Thanks @Reffc . It wasn't very neatly done, but it's actually at my parents house and they're not that fussy about these things, so I doubt they'd want to remove it again. If it were at my own house I'd not be that happy about it.

Given the Red Meranti (or similar?) wood, do you have any suggestions to make that a better match for the rest of the door? Doesn't have to be the same exact colour, just something that works well with it.

The front door is probably about 60 years old.
If leaving the wood the only way is to experiment on a small patch of the mitred frames using wood stain or dye, then after a suitable drying period, I'd hardwaxoil the frames masking the glass panels off. You'll need 3 coats for exterior use for durability. Osmo should be fine but if worried about weather proofing a Danish oil containing resin hardeners might be ok. I use a Danish oil for some of my gun stocks and it's held up to wet weather very well. They need a good sanding before you think about finishing them though! Look to a light stain with a reddish tint otherwise it'll come out very dark on Meranti. A light tan wityh a reddish tint might work but don't expect a close match. The frames will come out darker than the sapele once finished. Either that or simply paint them after undercoating and maybe use a striking contrast as a feature?
Ditto using some sort of stain. Something like Teak should push it more toward an orange hue. As to finish - then whatever you have to hand that will give the semi-gloss look.
I suspect if you put an oil based varnish on the new parts the colour will move a lot closer to the existing already finished sections. Because of the linseed oil in such varnish it has a darkening effect and to bring out amber elements on whatever is underneath, whether that's bare wood or the base wood colour has been modified by dye, stain, etc. That raw pink colour of freshly cut wood will soon darken anyway because of the effects of UV rays and oxidation and that may be all you need.

If you've got an offcut or two I'd try just putting a couple of coats clear oil varnish on a patch in the first place to see what colour change happens, and go from there regarding additional colouring if you think it's required. Slainte.
Thanks all, I'll try to get hold of some Red Meranti to test a few options and see if a stain is required. Don't have any offcuts of the actual trim unfortunately, but it should give a good indication.

Didn't mention it, but this is on the internal side of the front door, so weather proofing is not really required.
Quick update on how it turned out:

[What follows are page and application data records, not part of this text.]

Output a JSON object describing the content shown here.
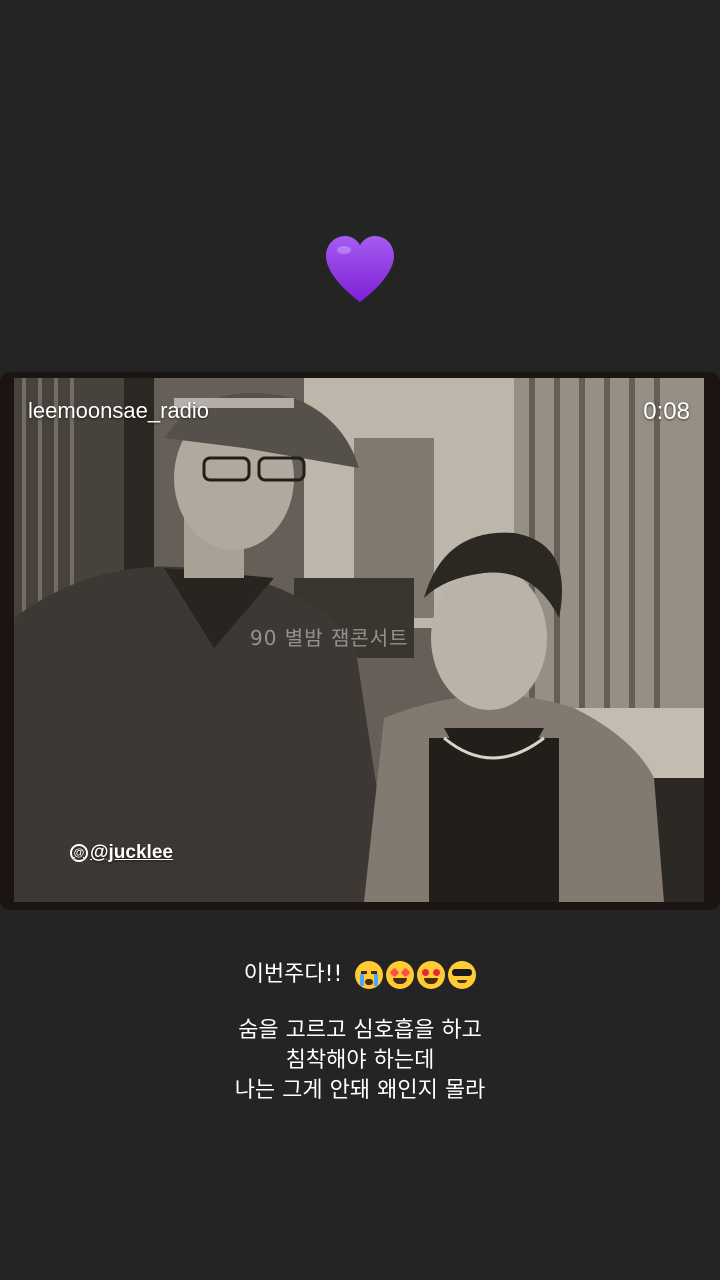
{
  "sticker": {
    "icon": "purple-heart-icon",
    "color": "#8a2be2"
  },
  "video": {
    "username": "leemoonsae_radio",
    "timestamp": "0:08",
    "caption_overlay": "90 별밤 잼콘서트",
    "tag_handle": "@jucklee"
  },
  "story_text": {
    "line1": "이번주다!!",
    "emojis": [
      "loudly-crying-face",
      "star-struck-face",
      "heart-eyes-face",
      "sunglasses-face"
    ],
    "lines": [
      "숨을 고르고 심호흡을 하고",
      "침착해야 하는데",
      "나는 그게 안돼  왜인지 몰라"
    ]
  }
}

I handplaned the trim to get rid of the remaining white paint in the pores, which had the additional benefit of revealing a more beautiful and darker tone of the wood. I then finished it with some Kreidezeit hard wax oil, which darkened it even more.

Final result is pretty good in terms of color I think, matches quite well with the door. It's a little less red in real life than in the photo.


Have to say the original tradesman should've done a better job. Because it was originally painted white from the factory, they used lower quality wood where they sealed defects with some brown filler.

That doesn't really matter if it's painted over, but after sanding and planing those were revealed, which was a bit of a shame (you can see one all the way at the top in the photo).